The holiday season is in full swing. While the festivities have us decorating and visiting with family, some of our activities can be a danger to our pets. Decking the halls with boughs of holly could end up in a vet trip. That saved ham bone can be a choking hazard. Here are some risks to keep in mind when celebrating the holidays.
Most people decorate their homes to get into the festive mood. When putting up decorations, make sure all items are out of reach of pets. Some items can harm them.
Glass figurines and ornaments can get knocked over and broken, causing cuts and scratches. Place these items on high, stable shelves out of paws reach. Use non-breakable ornaments to decorate your tree. Put the glass ones closer to the top away from those swishing tails.

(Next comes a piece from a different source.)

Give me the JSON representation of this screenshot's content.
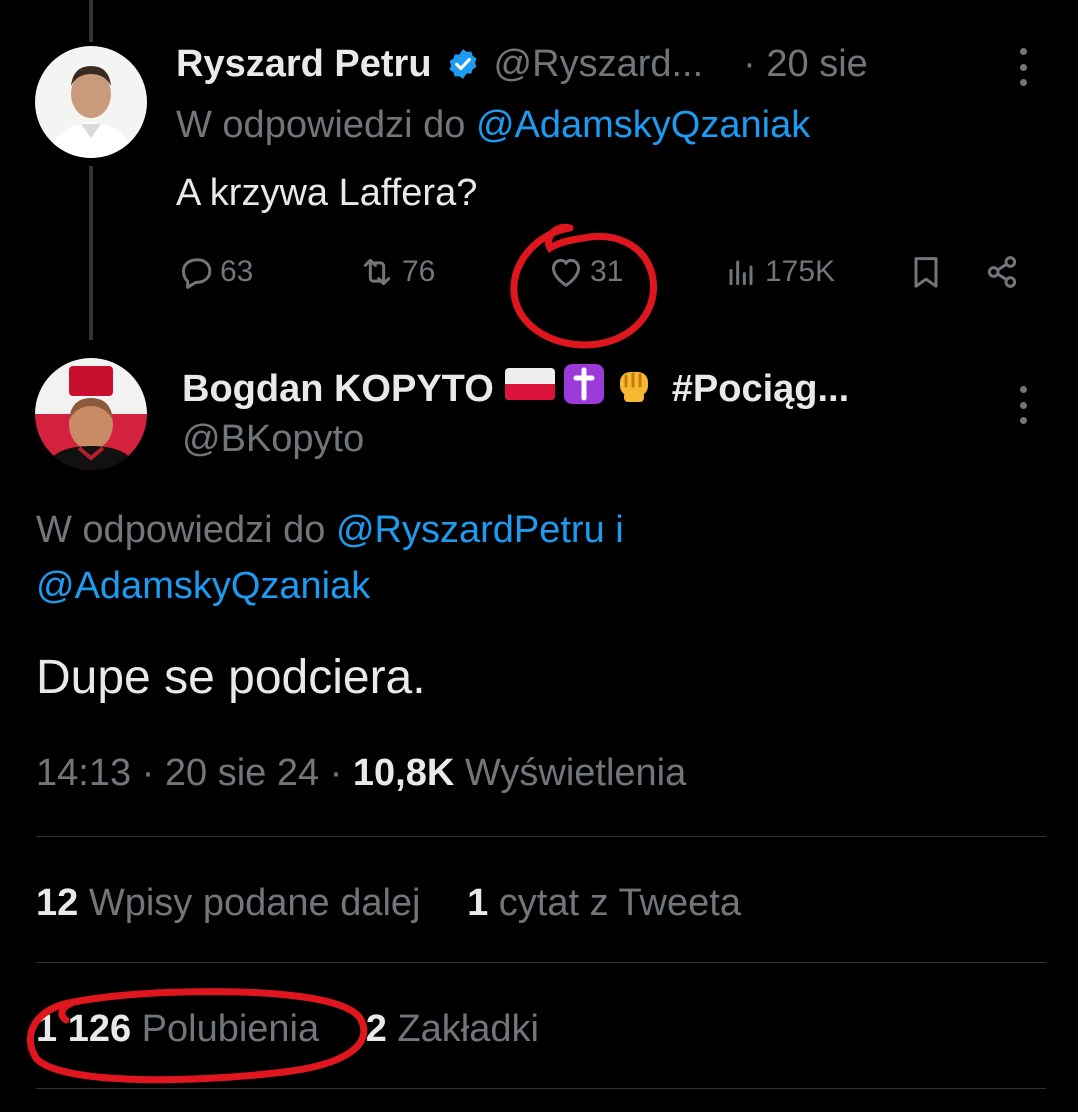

Garland is a great addition to decor, but depending on the material it can cause stomach issues (if ingested) as well pose a risk for getting tangled around your pet. Placing garland higher up is the perfect spot.
Light up the house! Electrical cords pose a risk to dogs and cats if your pet is prone to chew. Be sure to hang lights out of reach and keep an eye on your pet around them. If you do notice your pet around the cords, check the wires for any fraying or bite marks.
Candles can be a major fire hazard if knocked over. But did you know that many candles are filled with chemicals and scents that can be irritating to your pet? Look for pet friendly scented candles or go with a fake, battery operated version.
Tinsel. These shiny strings are a favourite for cats to play with. However, if tinsel is ingested it can cause major intestinal issues and blockages. If you like to use tinsel during the holiday season make sure to keep it in a spot inaccessible by crafty cats.
Flowers are popular during the holiday season and are lovely centerpieces. That being said, there are several species of plants that are toxic to pets.
Poinsettias, holly, and lilies are popular plants that can be extremely poisonous to dogs or cats if ingested. Keep plants on high shelves or areas inaccessible from pets. The sap from poinsettia leaves can cause oral irritation and nausea or vomiting. Lilies are especially toxic that even a large drink from the vase water can cause kidney failure in cats. Check out this list of poisonous plants to see if your centerpiece may harm your animals: https://www.aspca.org/pet-care/animal-poison-control/toxic-and-non-toxic-plants
Would it even be the holidays without large amounts of delicious foods and amazing sweets? All these yummy foods are also appealing to our pets but with less savory outcomes.
Chocolate is toxic to dogs and the darker the bar, the more affect is has. If your dog has consumed any, check out this handy chocolate toxicity calculator. When it doubt, call your vet. https://www.vets-now.com/app/chocolate-calculator/
Xylitol is a sweetener found in sugar free gums, other candies and even some peanut butter. This is a very dangerous ingredient that can kill dogs. Small amounts can cause an extreme drop in blood sugar and lead to liver failure. Read the ingredients on all products and keep any chewing gum safe in a drawer.
Fatty and salty foods can be an enticing treat for your pet. However, a large intake of fat and salt can have a bad influence on your dog's overall health. Too much fat can induce pancreatitis. A lot of salt could lead to severe dehydration.
Small, cooked bones are a major choking hazard. Make sure to properly dispose of all turkey carcasses and ham bones to avoid accidental ingestion. Cooked bones can splinter causing internal damage. Small sized bones may also become lodged in your pet's throat.
Onions, garlic, raisins/grapes are all poisonous to pets and can cause major problems. Grapes may cause kidney failure in both cats and dogs if eaten. Keep all sweets, treats, and foods out of reach and never leave any dishes unattended. Here is a list of foods that could be poisonous to your pets: https://www.humanesociety.org/resources/foods-can-be-poisonous-pets
Winter is upon us and with that comes plummeting temperatures along with ice and snow. There are some dogs who LOVE the snow and will happily stay outside for a long time. But there are many dogs that can't withstand the cooler weather. Don't leave your dog outside for long periods of time. If they are outside, make sure they have a warm place to go if needed (such as a straw filled dog house). Bring your pet inside if the temperature is cold.
Snow sticking to your dog's paws? Trim the fur on their paws to prevent ice build up between their toes. If you are going for long walks, get your dog booties to wear outside. This will protect their pads from cracking and prevent them from stepping in ice melt. Most sidewalk salt is toxic to dogs and can cause issues if your pet licks their paws after walks.
Another winter danger is anti-freeze. This sweet chemical is enticing to both cats and dogs but may be deadly if ingested. Keep all vehicle chemicals in a safe place and clean up any spills that may occur. Speaking of vehicles, bang on your vehicles hood before starting it. Stray cats may curl up beside engines to stay warm.